Photo - Edmund Tweedy Flanigan

Edmund Tweedy Flanigan

Ph.D. Candidate in Political Theory
Department of Government
Harvard University

eflanigan@g.harvard.edu

Curriculum Vitae (March 2019)
Google Scholar Profile

Welcome

I am a doctoral student in the Government Department at Harvard University, studying issues in contemporary moral and political philosophy.

My dissertation research broadly concerns the nature and limits of the claims of the state on its subjects. As part of this wider project, I am developing a theory of morally permissible violent protest. I have also written on the perennial questions of the duty to obey the law and the law's authority. Beyond the dissertation, my other work has been on the topics of value comparability and climate ethics.

I have an A.B. in philosophy from Georgetown University and an M.Phil. in political theory from the University of Oxford, where I wrote a thesis on climate change and future generations.

Papers

2018. ‘The Small Improvement Argument, Epistemicism, and Incomparability,’ with John Halstead, in Economics & Philosophy, 34(2), 199-219.

Work in progress

Do We Have Reasons to Obey the Law?

Self-Defense and Violent Protest

Unpublished

2011. ‘On Discount Rates in the Cost-Benefit Analysis of Climate Change.’ MPhil Thesis Chapter. Department of Politics, University of Oxford.

Teaching

Graduate Seminars

‘Ethical Foundations of Political Thought’ (Gov 2088)
Fall 2018, co-taught with Michael Rosen

Undergraduate Seminars

‘Safra Center for Ethics Undergraduate Fellows Research Seminar’
Fall 2017, Fall 2018, co-taught with Danielle Allen

‘Topics and Resources in Political Theory’ (Gov 63)
Spring 2018, co-taught with Cheryl Welch

As Teaching Fellow

‘Safra Center for Ethics Undergraduate Fellows Seminar’ (Gov 94saf)
Spring 2018, Spring 2019, for Arthur Applbaum

‘Dissent and Disobedience in Democracies’ (Gov 1038/DPI 218)
Spring 2019, for Arthur Applbaum

‘Theory and Practice of Republican Government’ (ER 44)
Fall 2017, for Daniel Carpenter

‘Foundations of Political Theory’ (Gov 10)
Spring 2017, for Eric Beerbohm

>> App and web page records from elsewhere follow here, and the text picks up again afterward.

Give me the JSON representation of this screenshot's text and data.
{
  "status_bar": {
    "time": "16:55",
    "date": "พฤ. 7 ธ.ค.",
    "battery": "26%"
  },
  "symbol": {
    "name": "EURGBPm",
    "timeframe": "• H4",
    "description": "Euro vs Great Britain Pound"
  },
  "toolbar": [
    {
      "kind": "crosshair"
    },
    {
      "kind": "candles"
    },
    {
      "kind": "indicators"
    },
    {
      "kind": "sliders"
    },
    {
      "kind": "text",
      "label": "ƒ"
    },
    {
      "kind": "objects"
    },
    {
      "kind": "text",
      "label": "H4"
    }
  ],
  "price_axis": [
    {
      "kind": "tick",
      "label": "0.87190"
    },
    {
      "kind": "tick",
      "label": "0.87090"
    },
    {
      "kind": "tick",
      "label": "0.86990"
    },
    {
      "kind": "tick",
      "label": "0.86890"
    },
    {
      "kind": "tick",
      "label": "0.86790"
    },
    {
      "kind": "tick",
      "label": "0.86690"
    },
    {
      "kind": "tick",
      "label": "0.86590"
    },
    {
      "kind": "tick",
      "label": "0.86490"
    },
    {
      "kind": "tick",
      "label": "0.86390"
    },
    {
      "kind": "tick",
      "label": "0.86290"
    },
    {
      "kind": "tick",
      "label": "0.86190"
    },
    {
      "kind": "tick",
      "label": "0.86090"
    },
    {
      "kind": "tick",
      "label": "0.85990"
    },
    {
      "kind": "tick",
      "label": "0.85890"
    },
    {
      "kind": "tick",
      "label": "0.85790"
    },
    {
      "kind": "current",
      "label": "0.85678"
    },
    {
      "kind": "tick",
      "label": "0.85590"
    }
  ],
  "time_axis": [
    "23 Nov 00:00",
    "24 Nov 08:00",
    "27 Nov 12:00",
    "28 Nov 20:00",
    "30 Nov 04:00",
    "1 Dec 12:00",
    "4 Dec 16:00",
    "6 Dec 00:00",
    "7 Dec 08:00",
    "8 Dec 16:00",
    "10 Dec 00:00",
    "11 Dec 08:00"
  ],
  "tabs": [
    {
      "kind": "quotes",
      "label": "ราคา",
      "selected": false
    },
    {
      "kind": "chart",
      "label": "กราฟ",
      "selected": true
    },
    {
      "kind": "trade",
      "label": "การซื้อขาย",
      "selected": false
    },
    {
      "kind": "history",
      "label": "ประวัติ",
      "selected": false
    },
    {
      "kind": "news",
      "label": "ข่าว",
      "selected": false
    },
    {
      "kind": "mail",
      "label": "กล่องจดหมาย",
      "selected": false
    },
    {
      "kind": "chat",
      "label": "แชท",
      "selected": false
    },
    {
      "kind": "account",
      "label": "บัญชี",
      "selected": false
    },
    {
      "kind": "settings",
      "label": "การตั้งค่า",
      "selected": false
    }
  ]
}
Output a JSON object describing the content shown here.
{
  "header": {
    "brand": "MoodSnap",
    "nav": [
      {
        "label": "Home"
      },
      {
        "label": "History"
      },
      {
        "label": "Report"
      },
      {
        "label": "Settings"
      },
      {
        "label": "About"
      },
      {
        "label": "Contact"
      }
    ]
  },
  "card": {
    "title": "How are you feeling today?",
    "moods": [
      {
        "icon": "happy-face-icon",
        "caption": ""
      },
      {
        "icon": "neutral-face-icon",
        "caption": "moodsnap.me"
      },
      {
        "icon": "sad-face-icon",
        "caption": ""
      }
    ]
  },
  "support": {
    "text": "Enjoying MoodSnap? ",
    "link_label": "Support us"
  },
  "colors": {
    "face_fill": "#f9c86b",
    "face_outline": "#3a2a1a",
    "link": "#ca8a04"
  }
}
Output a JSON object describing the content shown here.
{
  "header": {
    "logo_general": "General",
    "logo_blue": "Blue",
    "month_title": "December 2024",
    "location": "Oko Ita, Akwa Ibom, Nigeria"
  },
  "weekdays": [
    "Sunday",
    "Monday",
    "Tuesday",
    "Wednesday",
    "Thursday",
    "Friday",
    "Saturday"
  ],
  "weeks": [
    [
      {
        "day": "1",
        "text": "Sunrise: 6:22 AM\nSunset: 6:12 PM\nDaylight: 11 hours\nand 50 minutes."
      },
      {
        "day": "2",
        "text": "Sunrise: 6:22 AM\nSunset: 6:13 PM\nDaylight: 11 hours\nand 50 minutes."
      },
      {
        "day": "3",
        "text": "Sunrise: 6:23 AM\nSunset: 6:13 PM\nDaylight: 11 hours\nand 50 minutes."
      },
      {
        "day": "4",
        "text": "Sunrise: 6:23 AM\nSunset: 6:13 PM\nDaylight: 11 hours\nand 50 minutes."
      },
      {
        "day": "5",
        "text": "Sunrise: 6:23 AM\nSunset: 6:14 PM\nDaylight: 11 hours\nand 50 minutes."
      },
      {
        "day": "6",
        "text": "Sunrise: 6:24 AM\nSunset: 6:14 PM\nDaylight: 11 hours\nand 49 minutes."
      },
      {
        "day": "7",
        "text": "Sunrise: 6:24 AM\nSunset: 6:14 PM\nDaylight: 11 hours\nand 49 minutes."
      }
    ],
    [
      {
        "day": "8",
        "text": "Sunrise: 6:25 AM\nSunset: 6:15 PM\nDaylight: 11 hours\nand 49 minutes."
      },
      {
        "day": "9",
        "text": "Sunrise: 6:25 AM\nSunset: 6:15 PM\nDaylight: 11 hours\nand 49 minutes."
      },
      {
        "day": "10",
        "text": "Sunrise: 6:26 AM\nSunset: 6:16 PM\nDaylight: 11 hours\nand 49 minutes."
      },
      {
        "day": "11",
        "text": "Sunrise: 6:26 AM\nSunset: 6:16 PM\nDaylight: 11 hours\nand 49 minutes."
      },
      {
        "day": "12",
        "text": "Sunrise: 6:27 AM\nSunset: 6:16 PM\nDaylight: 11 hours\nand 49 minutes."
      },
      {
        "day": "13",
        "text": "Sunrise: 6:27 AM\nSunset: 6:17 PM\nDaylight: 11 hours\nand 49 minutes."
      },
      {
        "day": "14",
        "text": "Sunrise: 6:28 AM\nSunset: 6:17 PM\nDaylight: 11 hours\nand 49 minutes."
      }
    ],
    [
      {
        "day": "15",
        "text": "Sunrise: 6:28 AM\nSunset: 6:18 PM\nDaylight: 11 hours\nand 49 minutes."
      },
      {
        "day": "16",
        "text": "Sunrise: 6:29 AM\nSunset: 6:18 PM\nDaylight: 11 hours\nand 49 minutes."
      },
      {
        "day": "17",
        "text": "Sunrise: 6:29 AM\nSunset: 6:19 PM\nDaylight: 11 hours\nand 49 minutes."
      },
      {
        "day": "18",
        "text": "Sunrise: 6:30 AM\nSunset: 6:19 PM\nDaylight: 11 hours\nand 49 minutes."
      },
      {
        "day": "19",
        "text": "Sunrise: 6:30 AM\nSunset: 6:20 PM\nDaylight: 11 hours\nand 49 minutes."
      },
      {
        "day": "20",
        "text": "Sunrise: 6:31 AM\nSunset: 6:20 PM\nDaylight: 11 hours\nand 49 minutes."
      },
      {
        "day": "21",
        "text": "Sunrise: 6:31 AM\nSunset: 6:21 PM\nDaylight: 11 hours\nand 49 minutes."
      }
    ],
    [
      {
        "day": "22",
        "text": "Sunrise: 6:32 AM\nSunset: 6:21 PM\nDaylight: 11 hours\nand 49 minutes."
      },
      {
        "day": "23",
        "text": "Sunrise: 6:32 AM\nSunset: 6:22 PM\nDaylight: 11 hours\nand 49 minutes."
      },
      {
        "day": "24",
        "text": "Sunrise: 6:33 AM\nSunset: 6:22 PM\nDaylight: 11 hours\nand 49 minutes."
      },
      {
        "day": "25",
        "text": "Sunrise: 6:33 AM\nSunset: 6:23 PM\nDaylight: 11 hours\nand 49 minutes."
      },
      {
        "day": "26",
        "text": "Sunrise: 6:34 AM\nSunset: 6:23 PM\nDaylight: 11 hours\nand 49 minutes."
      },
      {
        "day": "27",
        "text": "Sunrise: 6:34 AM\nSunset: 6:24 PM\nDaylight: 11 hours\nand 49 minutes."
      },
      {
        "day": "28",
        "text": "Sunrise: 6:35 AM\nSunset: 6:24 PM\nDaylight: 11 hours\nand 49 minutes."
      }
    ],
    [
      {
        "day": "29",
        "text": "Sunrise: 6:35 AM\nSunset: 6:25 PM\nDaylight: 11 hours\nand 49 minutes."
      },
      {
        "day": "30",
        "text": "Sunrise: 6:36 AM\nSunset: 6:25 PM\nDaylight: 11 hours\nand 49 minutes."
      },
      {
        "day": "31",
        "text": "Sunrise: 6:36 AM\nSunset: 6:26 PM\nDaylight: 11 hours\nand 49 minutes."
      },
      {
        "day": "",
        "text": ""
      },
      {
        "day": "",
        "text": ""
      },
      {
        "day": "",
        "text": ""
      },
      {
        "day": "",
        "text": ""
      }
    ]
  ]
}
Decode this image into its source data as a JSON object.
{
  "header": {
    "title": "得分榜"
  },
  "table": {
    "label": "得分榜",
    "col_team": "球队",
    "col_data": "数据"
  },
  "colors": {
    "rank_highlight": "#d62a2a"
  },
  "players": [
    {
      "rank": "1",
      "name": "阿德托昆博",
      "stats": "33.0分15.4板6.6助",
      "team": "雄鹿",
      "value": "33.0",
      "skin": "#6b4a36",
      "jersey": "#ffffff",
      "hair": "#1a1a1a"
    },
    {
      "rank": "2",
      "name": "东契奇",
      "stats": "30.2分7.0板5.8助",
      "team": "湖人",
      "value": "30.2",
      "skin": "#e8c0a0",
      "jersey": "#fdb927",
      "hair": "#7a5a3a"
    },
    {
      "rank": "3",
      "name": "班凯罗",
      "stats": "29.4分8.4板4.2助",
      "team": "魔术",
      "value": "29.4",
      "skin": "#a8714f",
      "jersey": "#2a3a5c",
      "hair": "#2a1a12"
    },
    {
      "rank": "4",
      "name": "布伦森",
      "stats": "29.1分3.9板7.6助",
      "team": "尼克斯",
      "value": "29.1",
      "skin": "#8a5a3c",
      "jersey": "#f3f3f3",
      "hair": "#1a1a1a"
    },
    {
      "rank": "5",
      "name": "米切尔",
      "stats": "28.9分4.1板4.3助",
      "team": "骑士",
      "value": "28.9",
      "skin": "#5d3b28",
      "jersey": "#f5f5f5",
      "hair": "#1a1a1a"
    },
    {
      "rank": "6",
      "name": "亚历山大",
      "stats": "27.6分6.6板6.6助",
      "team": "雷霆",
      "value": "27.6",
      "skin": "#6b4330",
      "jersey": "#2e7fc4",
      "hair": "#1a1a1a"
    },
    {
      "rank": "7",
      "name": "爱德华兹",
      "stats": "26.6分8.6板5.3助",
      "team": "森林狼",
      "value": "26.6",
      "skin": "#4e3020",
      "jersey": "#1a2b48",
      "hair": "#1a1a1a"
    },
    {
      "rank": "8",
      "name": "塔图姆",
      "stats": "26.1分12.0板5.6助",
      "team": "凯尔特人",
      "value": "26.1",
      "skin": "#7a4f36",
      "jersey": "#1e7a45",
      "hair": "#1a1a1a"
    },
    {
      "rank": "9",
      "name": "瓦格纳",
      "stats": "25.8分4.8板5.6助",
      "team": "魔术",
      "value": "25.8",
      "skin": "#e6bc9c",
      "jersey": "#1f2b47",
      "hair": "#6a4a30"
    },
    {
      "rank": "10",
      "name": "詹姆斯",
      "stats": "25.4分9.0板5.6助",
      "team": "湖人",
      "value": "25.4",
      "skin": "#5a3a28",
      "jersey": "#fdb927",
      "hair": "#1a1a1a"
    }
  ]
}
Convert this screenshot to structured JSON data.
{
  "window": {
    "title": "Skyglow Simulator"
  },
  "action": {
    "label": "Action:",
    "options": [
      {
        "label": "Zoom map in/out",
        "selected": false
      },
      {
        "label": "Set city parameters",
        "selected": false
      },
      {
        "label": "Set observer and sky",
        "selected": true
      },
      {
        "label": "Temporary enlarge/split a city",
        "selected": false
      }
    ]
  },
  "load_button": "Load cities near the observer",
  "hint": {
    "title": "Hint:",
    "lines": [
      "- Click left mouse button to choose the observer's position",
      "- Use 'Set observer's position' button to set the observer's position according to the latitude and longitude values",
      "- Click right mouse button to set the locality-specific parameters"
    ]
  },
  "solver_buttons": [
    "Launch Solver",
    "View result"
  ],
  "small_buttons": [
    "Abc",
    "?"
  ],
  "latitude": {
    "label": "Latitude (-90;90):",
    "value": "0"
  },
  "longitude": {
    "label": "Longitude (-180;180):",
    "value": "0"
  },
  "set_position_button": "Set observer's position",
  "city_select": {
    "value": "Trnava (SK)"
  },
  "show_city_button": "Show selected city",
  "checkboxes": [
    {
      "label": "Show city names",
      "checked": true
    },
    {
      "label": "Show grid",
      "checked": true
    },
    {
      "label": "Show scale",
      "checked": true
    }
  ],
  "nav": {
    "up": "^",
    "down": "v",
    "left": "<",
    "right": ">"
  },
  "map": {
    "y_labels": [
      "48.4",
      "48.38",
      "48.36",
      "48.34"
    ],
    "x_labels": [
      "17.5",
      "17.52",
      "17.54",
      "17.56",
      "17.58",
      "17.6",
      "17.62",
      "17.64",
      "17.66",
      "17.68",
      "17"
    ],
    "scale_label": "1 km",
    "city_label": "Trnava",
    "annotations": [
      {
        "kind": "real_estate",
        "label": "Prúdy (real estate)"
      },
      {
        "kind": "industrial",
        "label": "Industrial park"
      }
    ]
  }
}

‘Ethics, Biotechnology, and the Future of Human Nature’ (Gov 1093)
Fall 2016, for Michael Sandel & Douglas Melton

‘Money, Markets, and Morals’ (ER 39)
Fall 2015, for Michael Sandel